§ **Exercise aim**: Write out every entry below word for word, leaving nothing out.
======== Records shown ========
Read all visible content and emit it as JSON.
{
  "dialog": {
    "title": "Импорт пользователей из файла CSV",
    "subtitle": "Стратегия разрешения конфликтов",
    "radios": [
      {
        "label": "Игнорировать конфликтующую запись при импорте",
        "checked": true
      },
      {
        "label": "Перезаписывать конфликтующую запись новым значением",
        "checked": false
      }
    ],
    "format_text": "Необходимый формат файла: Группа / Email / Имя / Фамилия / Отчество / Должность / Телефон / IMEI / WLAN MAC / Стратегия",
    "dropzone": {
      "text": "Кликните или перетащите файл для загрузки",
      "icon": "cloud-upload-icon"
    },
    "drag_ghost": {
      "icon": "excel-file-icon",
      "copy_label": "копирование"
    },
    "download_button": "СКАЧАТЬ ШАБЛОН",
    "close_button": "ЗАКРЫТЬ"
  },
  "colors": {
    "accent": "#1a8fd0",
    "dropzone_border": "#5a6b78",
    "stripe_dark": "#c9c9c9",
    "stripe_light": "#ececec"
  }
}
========
§ **Output below**:
Read all visible content and emit it as JSON.
{
  "dialog": {
    "title": "Импорт пользователей из файла CSV",
    "subtitle": "Стратегия разрешения конфликтов",
    "radios": [
      {
        "label": "Игнорировать конфликтующую запись при импорте",
        "checked": true
      },
      {
        "label": "Перезаписывать конфликтующую запись новым значением",
        "checked": false
      }
    ],
    "format_text": "Необходимый формат файла: Группа / Email / Имя / Фамилия / Отчество / Должность / Телефон / IMEI / WLAN MAC / Стратегия",
    "dropzone": {
      "text": "Кликните или перетащите файл для загрузки",
      "icon": "cloud-upload-icon"
    },
    "drag_ghost": {
      "icon": "excel-file-icon",
      "copy_label": "копирование"
    },
    "download_button": "СКАЧАТЬ ШАБЛОН",
    "close_button": "ЗАКРЫТЬ"
  },
  "colors": {
    "accent": "#1a8fd0",
    "dropzone_border": "#5a6b78",
    "stripe_dark": "#c9c9c9",
    "stripe_light": "#ececec"
  }
}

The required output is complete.